For the first time in America, we are properly tackling drug addiction as a public health issue requiring public health solutions, rather than a public safety issue necessitating heavy-handed and ineffective criminal penalties.
We are finally in the right ball park. Now we need to make sure we have the right game plan.
Even with the shift in focus to the public health ramifications of addiction, American political leaders, health-care providers and justice officials have a difficult time combating drug abuse. The problem is that they don’t understand the perspective of the person taking the drug.
To those using them, drugs aren’t a problem – drugs are a solution to their problems. Drugs help people deal with fear, anger, shame, isolation, depression, and other real and deep problems many of us experience on a daily basis.
We all occasionally attempt to resolve, or at least escape, these core dilemmas through inappropriate or ineffective means. Illicit drug use is a particularly destructive and dangerous choice, but it is still an attempt to fix a problem.
For the many people who are unable or unwilling to do the time-consuming work of resolving painful, life-controlling issues, drugs offer some form of immediate relief. There’s a reason a drug dose is called a “fix.”
If the solution is providing relief, the seemingly remote prospect of criminal penalties is just not an effective deterrent. Telling people to just “say no” – language Attorney General Jeff Sessions invoked on the day President Trump issued his declaration – ignores their real and pressing problems.
So how did Americans get so bad at choosing healthy solutions to life’s problems?
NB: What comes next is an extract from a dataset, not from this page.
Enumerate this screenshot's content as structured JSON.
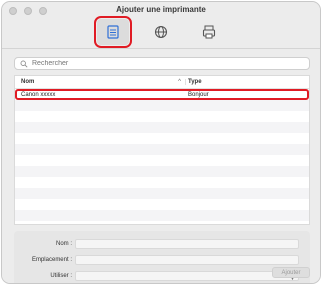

And, how did our government get so bad at choosing solutions to the problem of drug abuse in our communities?
Though drug dependence is an extreme solution, it’s an outgrowth of an attitude common to all of us. For most issues we face, we expect to find a quick and easy patch. That’s the key message we get from ads for all sorts of products.
And in fact, the United States is one of only two developed nations (New Zealand is the other), that permits direct-to-consumer marketing of prescription drugs like opioids.
Our core institutions also seem to be created for and fueled by failing government solutions. Prisons are a prime example. When someone commits a crime –very often related to a drug addiction –we incarcerate him or her.
The experience of being in prison often leaves more individuals than ever plagued by fear, guilt, shame, anger and disconnection.
It’s only logical that people whose internal problems have worsened will quickly turn to more doomed solutions. The evidence bears this out. Two-thirds of released prisoners will be arrested again within three years, cycling back into an ineffective and expensive system.
Yet, we still manage to be surprised that spending years locked in a small cell does not transform people with drug addictions into model citizens. We still manage to think that people with a drug addiction are basically different – defined by their poorly chosen solution, instead of their basic human dignity.
We remain addicted to drug enforcement and criminal justice policies that we cannot afford and that do not deliver on their promise of relief.
Declaring opioid addiction to be a public health emergency is an important step in the right direction, especially if it draws public attention and funds toward a crisis that is harming large numbers of Americans, their families and their communities. But, as the last 45 years of the War on Drugs testify, there is no quick fix for addiction.
We must go much deeper in our search for healing. Real solutions will be based on the dignity and potential of each man or woman caught in substance abuse, recognizing their worth and potential for change.
We must demand lasting change instead of easy answers. And we must relentlessly pursue public policy solutions for the underlying problems – including restorative criminal justice reform, drug courts, drug treatment, and mental health care – that heal our neighbors instead of causing more harm, before it’s too late.